June 13, 1910 – Mary Wickes:
“Women like me. They think I’m wholesome or something.”
If you are fortunate enough to be a successful female character actor, you’ve probably made your living playing nuns, housekeepers, nosey neighbors, butch gym teachers, cranky old ladies, grannies, schoolmarms, eccentric aunts, witches, or some other lesbian stereotype. Mary Wickes played them all, and more, in a career that lasted more than six decades.
Sure enough, I first took note of her as a nurse, Miss Preen, in The Man Who Came To Dinner (1942), a role she had originated on Broadway in 1939. She did the cranky old lady thing as Aunt March in her final film, Gillian Armstrong’s Little Women (1994). Wickes served as the live-action model for the Disney’s Cruella de Vil (voiced by glamorous Betty Lou Gerson) in 101 Dalmatians (1961); she was my favorite pick-a-little lady in The Music Man (1962), a nosy neighbor for sure; in Now, Voyager (1942); she played another nurse, this one wisecracking with Bette Davis‘s character.

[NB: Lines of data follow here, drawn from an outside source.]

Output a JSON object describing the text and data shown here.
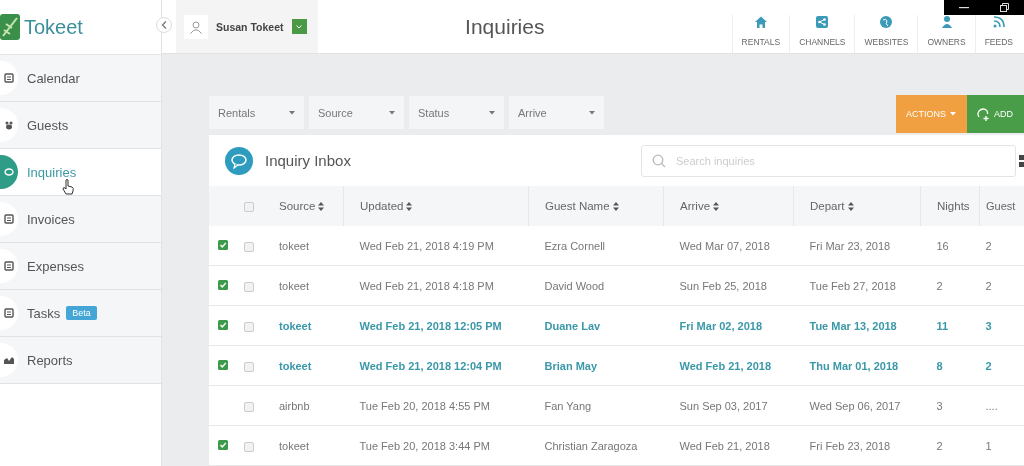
{
  "brand": {
    "name": "Tokeet"
  },
  "user": {
    "name": "Susan Tokeet"
  },
  "page_title": "Inquiries",
  "nav": [
    {
      "label": "RENTALS"
    },
    {
      "label": "CHANNELS"
    },
    {
      "label": "WEBSITES"
    },
    {
      "label": "OWNERS"
    },
    {
      "label": "FEEDS"
    }
  ],
  "sidebar": {
    "items": [
      {
        "label": "Calendar",
        "selected": false
      },
      {
        "label": "Guests",
        "selected": false
      },
      {
        "label": "Inquiries",
        "selected": true
      },
      {
        "label": "Invoices",
        "selected": false
      },
      {
        "label": "Expenses",
        "selected": false
      },
      {
        "label": "Tasks",
        "selected": false,
        "badge": "Beta"
      },
      {
        "label": "Reports",
        "selected": false
      }
    ]
  },
  "filters": [
    {
      "label": "Rentals"
    },
    {
      "label": "Source"
    },
    {
      "label": "Status"
    },
    {
      "label": "Arrive"
    }
  ],
  "buttons": [
    {
      "label": "ACTIONS",
      "kind": "actions"
    },
    {
      "label": "ADD",
      "kind": "add"
    }
  ],
  "inbox": {
    "title": "Inquiry Inbox",
    "search": {
      "placeholder": "Search inquiries"
    }
  },
  "table": {
    "all_selected": false,
    "columns": [
      {
        "label": "Source",
        "sortable": true
      },
      {
        "label": "Updated",
        "sortable": true
      },
      {
        "label": "Guest Name",
        "sortable": true
      },
      {
        "label": "Arrive",
        "sortable": true
      },
      {
        "label": "Depart",
        "sortable": true
      },
      {
        "label": "Nights",
        "sortable": false
      },
      {
        "label": "Guest",
        "sortable": false
      }
    ],
    "rows": [
      {
        "replied": true,
        "selected": false,
        "unread": false,
        "cells": [
          "tokeet",
          "Wed Feb 21, 2018 4:19 PM",
          "Ezra Cornell",
          "Wed Mar 07, 2018",
          "Fri Mar 23, 2018",
          "16",
          "2"
        ]
      },
      {
        "replied": true,
        "selected": false,
        "unread": false,
        "cells": [
          "tokeet",
          "Wed Feb 21, 2018 4:18 PM",
          "David Wood",
          "Sun Feb 25, 2018",
          "Tue Feb 27, 2018",
          "2",
          "2"
        ]
      },
      {
        "replied": true,
        "selected": false,
        "unread": true,
        "cells": [
          "tokeet",
          "Wed Feb 21, 2018 12:05 PM",
          "Duane Lav",
          "Fri Mar 02, 2018",
          "Tue Mar 13, 2018",
          "11",
          "3"
        ]
      },
      {
        "replied": true,
        "selected": false,
        "unread": true,
        "cells": [
          "tokeet",
          "Wed Feb 21, 2018 12:04 PM",
          "Brian May",
          "Wed Feb 21, 2018",
          "Thu Mar 01, 2018",
          "8",
          "2"
        ]
      },
      {
        "replied": false,
        "selected": false,
        "unread": false,
        "cells": [
          "airbnb",
          "Tue Feb 20, 2018 4:55 PM",
          "Fan Yang",
          "Sun Sep 03, 2017",
          "Wed Sep 06, 2017",
          "3",
          "...."
        ]
      },
      {
        "replied": true,
        "selected": false,
        "unread": false,
        "cells": [
          "tokeet",
          "Tue Feb 20, 2018 3:44 PM",
          "Christian Zaragoza",
          "Wed Feb 21, 2018",
          "Fri Feb 23, 2018",
          "2",
          "1"
        ]
      }
    ]
  }
}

Besides The Man Who Came to Dinner and Now, Voyager, Wickes also worked with Davis in June Bride (1948), which was filmed during the 1948 Presidential campaign between incumbent Harry S. Truman and Republican Thomas E. Dewey. Wickes was a staunch Republican. A line delivered by Wickes, referring to an old-fashioned home crammed full of Victoriana kitsch which desperately needed remodeling, was filmed twice, once as: “How can I convert this McKinley stinker into a Dewey modern?” and the second time with the name “Truman” instead of “Dewey”. When the film opened in late October, Dewey seemed to be the certain winner, so the Dewey line was used. When Truman unexpectedly won, a revised reel was sent to theaters. Davis, a staunch Truman supporter, sent co-star Robert Montgomery, who had headed the Hollywood Republican Committee to elect Dewey, and Wickes, a gleeful gloating telegram.

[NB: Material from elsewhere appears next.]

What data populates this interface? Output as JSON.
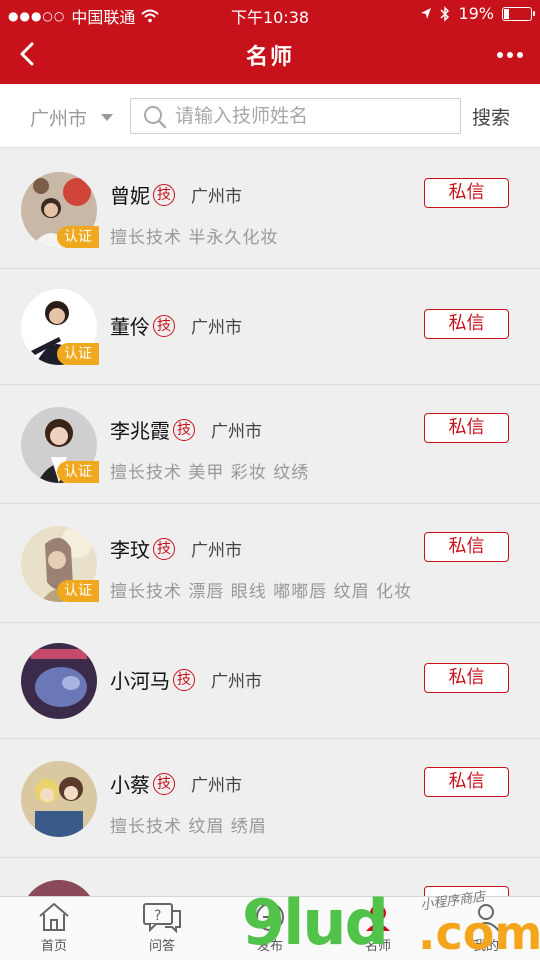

She understudied Margaret Hamilton in the Broadway play, The Farmer Takes A Wife (1934) with Henry Fonda, and then did Hamilton’s famous role of Almira Gulch/Wicked Witch of the West in a stage production of The Wizard Of Oz in 1971.

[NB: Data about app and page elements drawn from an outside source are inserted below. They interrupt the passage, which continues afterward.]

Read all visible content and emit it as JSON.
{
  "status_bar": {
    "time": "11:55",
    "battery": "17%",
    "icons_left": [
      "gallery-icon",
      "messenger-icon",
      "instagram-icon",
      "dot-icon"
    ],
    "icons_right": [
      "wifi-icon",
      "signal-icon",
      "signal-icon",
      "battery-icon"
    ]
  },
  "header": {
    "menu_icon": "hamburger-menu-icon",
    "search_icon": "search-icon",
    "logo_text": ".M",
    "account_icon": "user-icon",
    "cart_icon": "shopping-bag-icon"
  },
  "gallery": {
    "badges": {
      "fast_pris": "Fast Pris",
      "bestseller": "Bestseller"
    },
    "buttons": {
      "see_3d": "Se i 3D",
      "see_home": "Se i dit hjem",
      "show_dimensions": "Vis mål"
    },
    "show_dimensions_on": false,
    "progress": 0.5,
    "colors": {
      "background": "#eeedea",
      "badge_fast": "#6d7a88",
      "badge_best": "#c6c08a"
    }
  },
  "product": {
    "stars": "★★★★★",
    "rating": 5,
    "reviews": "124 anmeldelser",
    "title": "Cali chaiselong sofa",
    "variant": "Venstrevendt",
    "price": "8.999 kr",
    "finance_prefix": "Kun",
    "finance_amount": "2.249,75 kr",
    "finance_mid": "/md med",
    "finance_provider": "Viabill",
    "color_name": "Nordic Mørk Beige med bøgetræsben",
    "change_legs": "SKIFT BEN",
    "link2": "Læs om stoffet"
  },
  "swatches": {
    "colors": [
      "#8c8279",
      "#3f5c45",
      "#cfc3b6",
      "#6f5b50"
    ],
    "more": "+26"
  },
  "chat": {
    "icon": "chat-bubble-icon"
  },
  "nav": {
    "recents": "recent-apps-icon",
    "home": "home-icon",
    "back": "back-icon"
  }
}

Her long lanky body, striking, expressive face, distinctive voice, and crack comic timing made her one of favorite performers.
Born Mary Isabella Wickenhauser in St. Louis to a wealthy family, contradicting those salty, working-class roles at which she excelled. She had abrupt, tell-it-like-it-is demeanor that made her an audience favorite. She was particularly good at playing characters that chided the rich and the overly pious.
She graduated from Washington University with a degree in political science with the intention to become a lawyer. She started doing theatre to overcome shyness on the advice of a professor. She did summer stock, and then moved to New York City where she landed an understudy job before Orson Welles hired her for his Mercury Theatre company.
Hollywood noticed, and Wickes was hired to reprise her role in The Man Who Came To Dinner for Warner Brothers opposite Bette Davis. She was cast in a larger role in an Abbott and Costello comedy, Who Done It? (1942), and then she continued to get work in supporting roles in films for the next decade, specializing in those sassy, wisecracking characters. Take note of her deadpan delivery the harassed housekeeper in the Doris Day musicals On Moonlight Bay (1951) and By The Light Of The Silvery Moon (1953), a character trope she repeated in the Irving Berlin holiday favorite White Christmas (1954), starring Bing Crosby, Danny Kaye, Rosemary Clooney, and Vera-Ellen. She really got that nun thing going when she worked opposite Rosalind Russell in The Trouble With Angels (1966) and Where Angels Go, Trouble Follows (1968), and kept it going as Sister Mary Lazarus in Sister Act (1992) and its sequel Sister Act 2: Back In The Habit (1993).
On the sitcom Dennis The Menace (1959-1963), she was a different sort of stereotype, Miss Esther Cathcart, a horny spinster who chases every single man in sight.
Wickes was never restrained by the studio system, working freelance extensively. This gave her a chance to work in a broader range of projects than most of her character actor contemporaries. She was a great, longtime friend of Lucille Ball and her family, doing frequent guest spots on I Love Lucy, The Lucy Show, and Here’s Lucy. Day was another close friend, and she was a regular on The Doris Day Show (1970-72). By the 1980s, her appearances on television in series such as M*A*S*H, Columbo, The Love Boat, and Murder, She Wrote had made her a widely recognizable to other generations.
Wickes was that kind of actor, the one that everyone knows but can never quite put a name to, and she lived a quiet personal life with longtime partner, Abby Carson, a writer. They shared an apartment in New York for decades. She supported social causes without drawing attention to herself, and after her final credits rolled in 1995, she left her large estate to establish a library of obscure history of film and television at her alma mater.
I love her in Postcards From the Edge as the mother of Shirley MacLaine‘s character; it perfectly captures her unexpected wit and sensibility.